CASH Music is a digital platform that helps independent musicians better navigate the ever-turbulent internet-based music scene, from selling their music to making sure fans get up-to-date tour dates, all from one easy-to-use system. It was started by programmer Jesse von Doom and indie rock lifer Maggie Vail, who spent years at Kill Rock Stars.
This fundraising campaign is the highest profile outing yet for CASH Music, which will soon launch its next phase. Nonstop Sound recently caught up with Vail to see how the platform has grown during its brief existence, and what people can look forward to next.
Nonstop Sound: What inspired you to start CASH Music?
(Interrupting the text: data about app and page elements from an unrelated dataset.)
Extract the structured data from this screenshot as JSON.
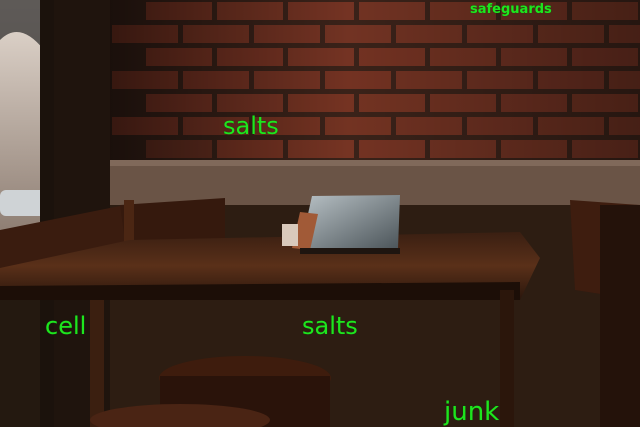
{
  "scene": {
    "description_icon": "cafe-table-photo",
    "colors": {
      "brick": "#7a3524",
      "mortar": "#3a2219",
      "wood": "#4e2a18",
      "label": "#1ee51e"
    }
  },
  "labels": [
    {
      "text": "safeguards"
    },
    {
      "text": "salts"
    },
    {
      "text": "cell"
    },
    {
      "text": "salts"
    },
    {
      "text": "junk"
    }
  ]
}
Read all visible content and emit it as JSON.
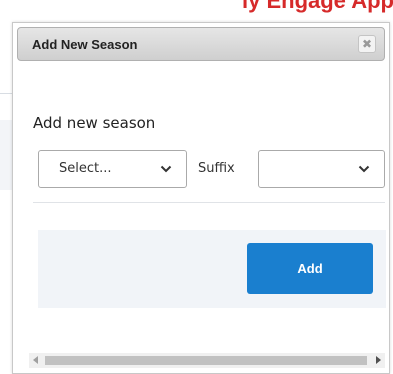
{
  "background": {
    "heading_fragment": "ly Engage App"
  },
  "dialog": {
    "title": "Add New Season",
    "close_symbol": "✖",
    "heading": "Add new season",
    "season_select": {
      "value": "Select..."
    },
    "suffix_label": "Suffix",
    "suffix_select": {
      "value": ""
    },
    "add_label": "Add"
  },
  "colors": {
    "accent": "#1a7fcf",
    "heading_red": "#d62a2a",
    "footer_bg": "#f1f4f8"
  },
  "icons": {
    "close": "close-icon",
    "dropdown": "chevron-down-icon",
    "scroll_left": "arrow-left-icon",
    "scroll_right": "arrow-right-icon"
  }
}
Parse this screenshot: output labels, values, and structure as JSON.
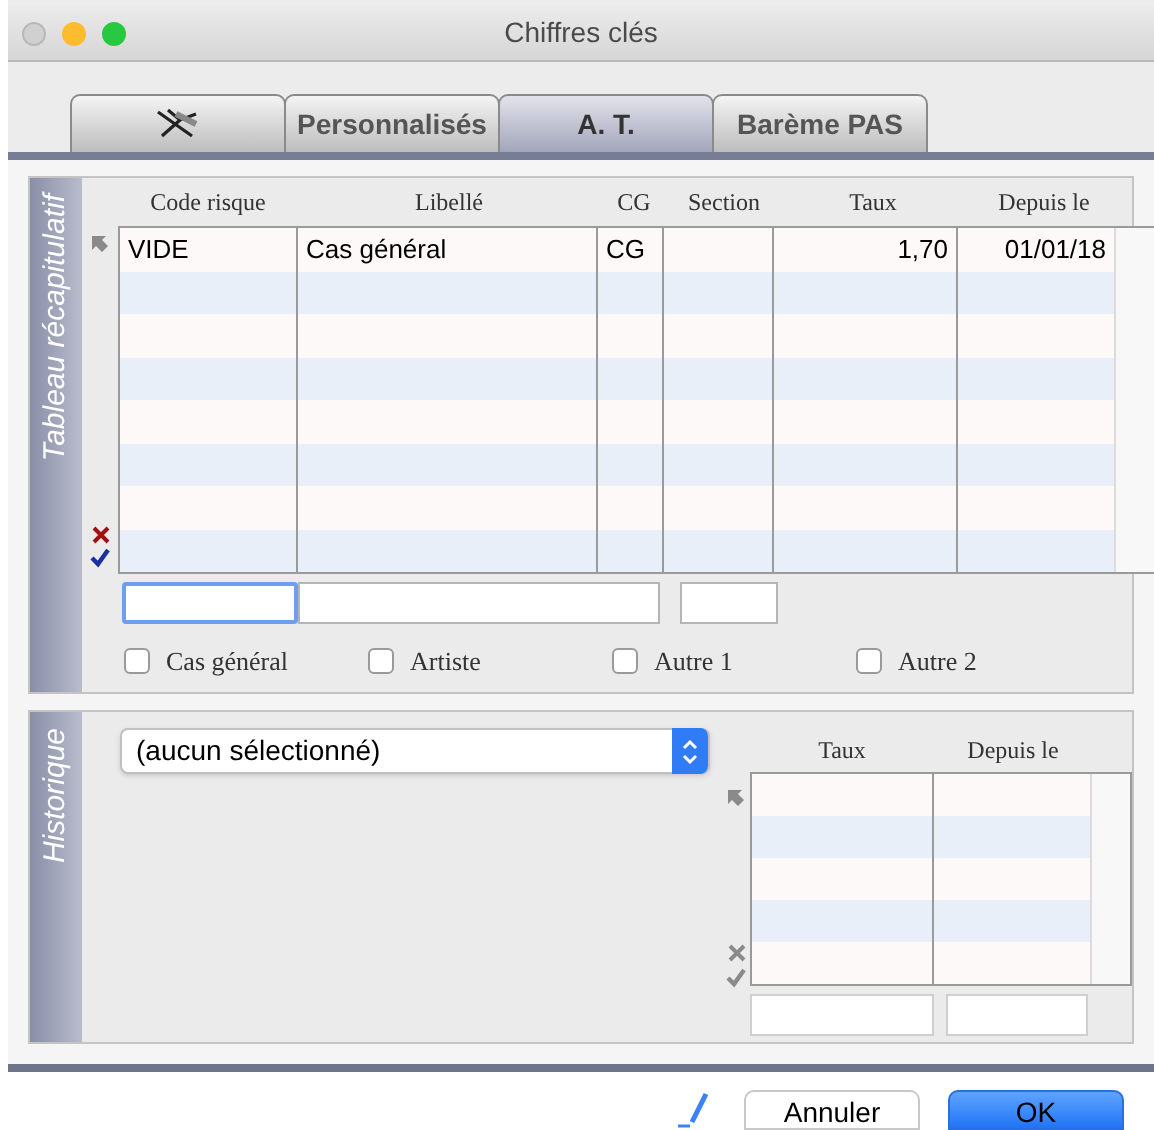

Maggie Vail: "CASH's start was a bit serendipitous. Kristin Hersh and Donita Sparks were looking to set up a service very similar to farm-style CSA, but for musicians, and they asked Jesse von Doom if he could help them build it. At the same time I was working at Kill Rock Stars and Jesse had just rebuilt our website. I was working on the marketing plan for Elliott Smith's posthumous record New Moon. I knew that as soon as it went to press it would leak so I asked Jesse if he knew about a place that build secure streams. Jesse went ahead and built it. That was one of the first platform tools built and use a version of it today to power streams for folks like Sleigh Bells, The Men, Andrew Bird, Jimmy Cliff, etc. In most other industries there is a basic, free layer of tech. That doesn't exist in this one and it should."
NS: What does Cash Music do that, say, Bandcamp or getting your music on iTunes won't do?
MV: "Yeah, we are definitely more then just a way for artists to sell music. We're looking to provide just about any functionality that a band or label site might possibly need. Of course there's a commerce element that will allow artists to sell mp3s, LPs, and shirts, but there is also tour date management, streaming (both public-facing and secure for press or licensing), social network feeds, email collection, mailing list management, etc. And all of these will interact with one another. For example, say you're playing a show in Atlanta and you have two guest list spots to give away. You can set up a contest on your site, tweet it out and have fans send in email addresses for a chance to win.
Our goal is to make all of this functional for a working musician, make their lives easier, and help enrich the fan experience. Because of our nonprofit status we can be flexible -- we aren't looking to dominate a market and we don't have investors to pay back -- we're actually just looking to fulfill a service and a need."
NS: How has the process been coming along so far? What has been the main challenge with getting this off the ground?
MV: "CASH has been around for about five years and became a nonprofit three and a half years ago. We've been building tools on spec with artists and labels, learning what is needed, what works for them and what doesn't. It became apparent when many of the same tools were being asked for again and again that some kind of platform was needed. We've been working on that for about eight or nine months or so. We call it the slow-cook approach. It's why you see so much support from fairly established artists and labels already. Many times we've already built something for them.
The main challenges are two -- funding and manpower. Basically this has been a virtually unfunded project until now; the Kickstarter represents more money than CASH has ever made before."
NS: What has been the response from the people you've worked with so far? Has it been tough getting artists to contribute tracks to the compilation, try out the service, etc?
MV: "Not at all. The response has been fantastic. If anything we might be moving too slow for some artists. As soon as they understand what we're building and get why we're different (re: open source and nonprofit) they want to know 1) when they can use it and 2) how they can help. We are a few weeks away from the commerce portion of the platform being released and that's the piece that many people are waiting for."